“Critically, the entrepreneurs focus on teaching transferable skills that will benefit participants regardless of the career path they choose. These include leadership and decision-making skills as well as sales, finance and marketing. We can’t change the past, and we can’t change Cambodia, but they can change the future. It’s important they understand they are the generation that can make a difference.
“A positive, albeit unplanned impact of the Dare to Dream workshop is, the fact that local teaching staff, like their students, gain access to knowledge, resources and materials provided by the Australian education system but which aren’t available in Cambodia. The teachers we’ve worked with are enthusiastic, caring and really want to make a difference but they face limitations arising from their own experiences.
“Prior to the first workshop, last year, the teaching staff were apprehensive and concerned their students couldn’t meet the challenges we’d planed. Within less than half a day, they’d undergone a transformation. Like the students, they ventured out of their comfort zones, surprising even themselves! They were excited, motivated and proud of what their students were accomplishing. It’s not always the students who required confidence and the self-belief to succeed. The value of teachers to society should never be underestimated and while the staff in Phnom Penh have a large job ahead of them, we know they are the right people for it. The can apply the skills they gained to help future classes learn.
“I work in the education sector every day through my business DVE Business Solutions. Being surrounded by the Australian institution that we know as education, we become disillusioned and unappreciative for what we have. Learning about Cambodia and its horrific past, talking to the leaders and teachers, and watching the students, the future of the country… it was suddenly so clear that education holds the power to change a generation, a country, the world. Change begets change. And change cannot occur without a mindset shift. Positive change in the world begins with us, and education is the foundation on which lasting and sustainable change is built. You head into an experience like this thinking how great it is going to be to teach so many people. What you don’t realise is how much they teach you. About gratitude, positivity, resilience and more than anything, about yourself.”
Is there a culture of philanthropy amongst Aussie SMBs?
“In my experience, most entrepreneurs don’t launch businesses to get rich. The primary driver is solving problems and making a positive change – be it for their customers, their staff, their families and the wider community. This attitude rarely exists solely within the boundaries of the business and values are translated to everyday life. So yes, in general business people have a ‘giving back’ attitude, which regularly translates to philanthropic activities.

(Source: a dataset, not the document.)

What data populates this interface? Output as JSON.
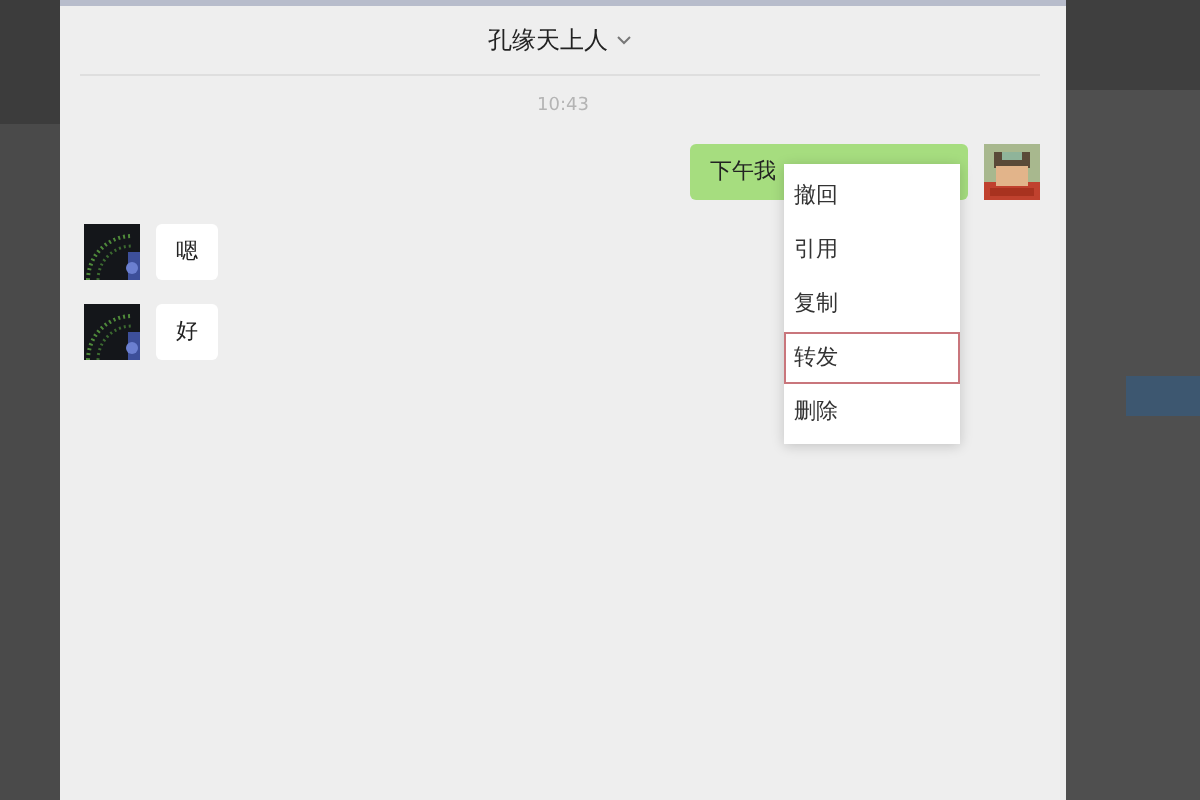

“I think the biggest barrier to driving change in our and wider societies is first of all the clarity and awareness of the issue; and secondly, the avenue through which to effect change. I think that businesses like to help in the area that aligns with their work and skillset rather than just donating money. Perhaps, if more business owners were presented with these opportunities they would proceed with more of them.”